As the passage of the infrastructure bill offers encouragement, new challenges—inflation and the Russia-Ukraine conflict among them—are impacting the outlook for the construction industry.
While the surge of the COVID-19 Omicron variant is subsiding, pandemic-induced problems remain. Supply chain issues continue to plague all levels of the construction industry, from raw materials to finished products, as pent-up demand for building supplies grows. A spike in fuel prices and a shortage of truck drivers are still slowing overland transit of goods, a condition exacerbated by lack of warehouse space.
Significant recent events—the Russia-Ukraine war and inflation—are now compounding the current picture. The conflict in eastern Europe is likely to affect costs and availability of some key materials; Russia is a major producer of copper and aluminum. Inflation is on the rise, pushing prices across the board higher.
It’s a complicated situation.
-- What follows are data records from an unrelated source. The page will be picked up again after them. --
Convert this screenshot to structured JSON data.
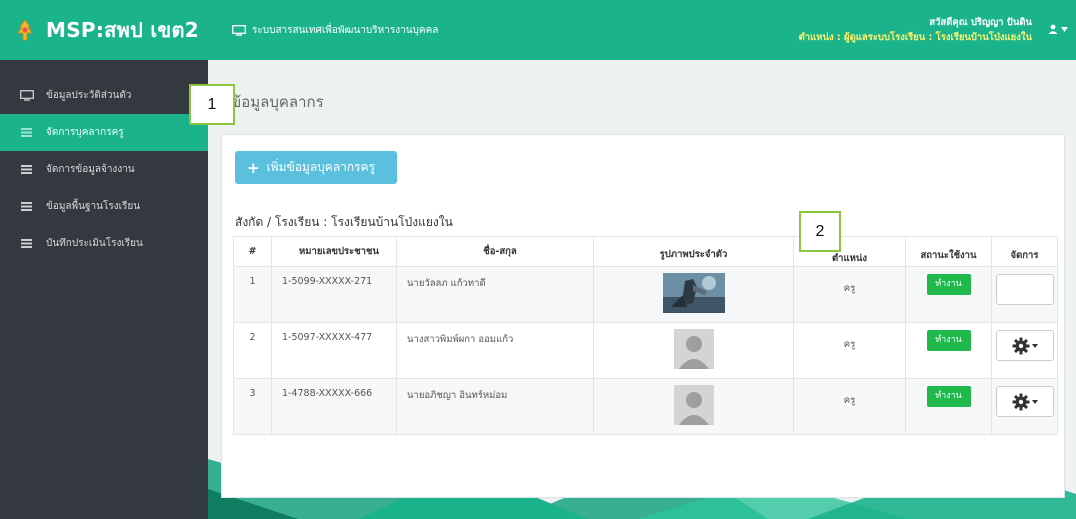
{
  "header": {
    "brand": "MSP:สพป เขต2",
    "system_title": "ระบบสารสนเทศเพื่อพัฒนาบริหารงานบุคคล",
    "user_greeting": "สวัสดีคุณ ปริญญา ปันดิน",
    "user_position": "ตำแหน่ง : ผู้ดูแลระบบโรงเรียน : โรงเรียนบ้านโป่งแยงใน"
  },
  "sidebar": {
    "items": [
      {
        "label": "ข้อมูลประวัติส่วนตัว",
        "icon": "monitor-icon"
      },
      {
        "label": "จัดการบุคลากรครู",
        "icon": "list-icon"
      },
      {
        "label": "จัดการข้อมูลจ้างงาน",
        "icon": "list-icon"
      },
      {
        "label": "ข้อมูลพื้นฐานโรงเรียน",
        "icon": "list-icon"
      },
      {
        "label": "บันทึกประเมินโรงเรียน",
        "icon": "list-icon"
      }
    ]
  },
  "main": {
    "page_title": "ข้อมูลบุคลากร",
    "add_button_label": "เพิ่มข้อมูลบุคลากรครู",
    "school_line": "สังกัด / โรงเรียน : โรงเรียนบ้านโป่งแยงใน",
    "callout_1": "1",
    "callout_2": "2"
  },
  "table": {
    "headers": [
      "#",
      "หมายเลขประชาชน",
      "ชื่อ-สกุล",
      "รูปภาพประจำตัว",
      "ตำแหน่ง",
      "สถานะใช้งาน",
      "จัดการ"
    ],
    "rows": [
      {
        "num": "1",
        "id": "1-5099-XXXXX-271",
        "name": "นายวัลลภ แก้วทาดี",
        "position": "ครู",
        "status": "ทำงาน"
      },
      {
        "num": "2",
        "id": "1-5097-XXXXX-477",
        "name": "นางสาวพิมพ์ผกา ออมแก้ว",
        "position": "ครู",
        "status": "ทำงาน"
      },
      {
        "num": "3",
        "id": "1-4788-XXXXX-666",
        "name": "นายอภิชญา อินทร์หม่อม",
        "position": "ครู",
        "status": "ทำงาน"
      }
    ]
  },
  "colors": {
    "brand_green": "#1bb38c",
    "sidebar_dark": "#33393e",
    "add_button_blue": "#5bc0de",
    "status_green": "#1fb84a",
    "position_yellow": "#fff36b",
    "callout_border": "#8cc63f"
  }
}
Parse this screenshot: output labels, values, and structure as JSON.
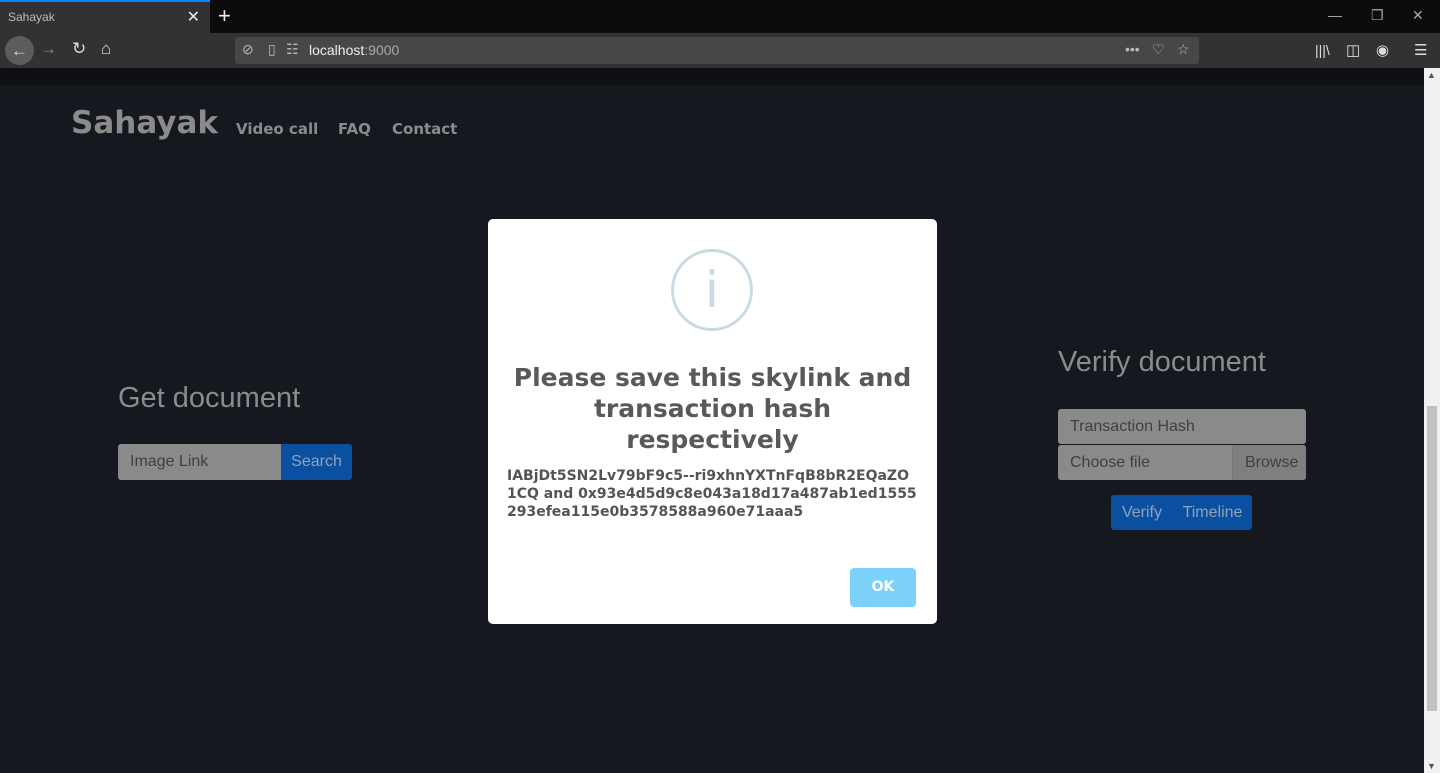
{
  "browser": {
    "tab_title": "Sahayak",
    "url_host": "localhost",
    "url_port": ":9000"
  },
  "nav": {
    "brand": "Sahayak",
    "links": [
      "Video call",
      "FAQ",
      "Contact"
    ]
  },
  "get_document": {
    "heading": "Get document",
    "input_placeholder": "Image Link",
    "search_label": "Search"
  },
  "verify_document": {
    "heading": "Verify document",
    "hash_placeholder": "Transaction Hash",
    "file_placeholder": "Choose file",
    "browse_label": "Browse",
    "verify_label": "Verify",
    "timeline_label": "Timeline"
  },
  "modal": {
    "icon": "info-icon",
    "title": "Please save this skylink and transaction hash respectively",
    "text": "IABjDt5SN2Lv79bF9c5--ri9xhnYXTnFqB8bR2EQaZO1CQ and 0x93e4d5d9c8e043a18d17a487ab1ed1555293efea115e0b3578588a960e71aaa5",
    "ok_label": "OK"
  },
  "colors": {
    "primary": "#0a4fa0",
    "ok_button": "#7cd1f9",
    "background": "#15181e"
  }
}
While the bipartisan passage of the $110 billion Infrastructure Investment and Jobs Act is a major step forward, it remains to be seen how inflation will affect its implementation.Julian Anderson, FRICS, President of North America
A few key insights:
- The U.S. quarterly national average increase in construction cost is approximately 1.58%, compared to 8.04% year-over-year
- The U.S. Gross Domestic Product (GDP) is 7.0%
- The Architectural Billings Index (ABI) was unchanged from the previous month’s 51.0 (This option if want to refer monthly)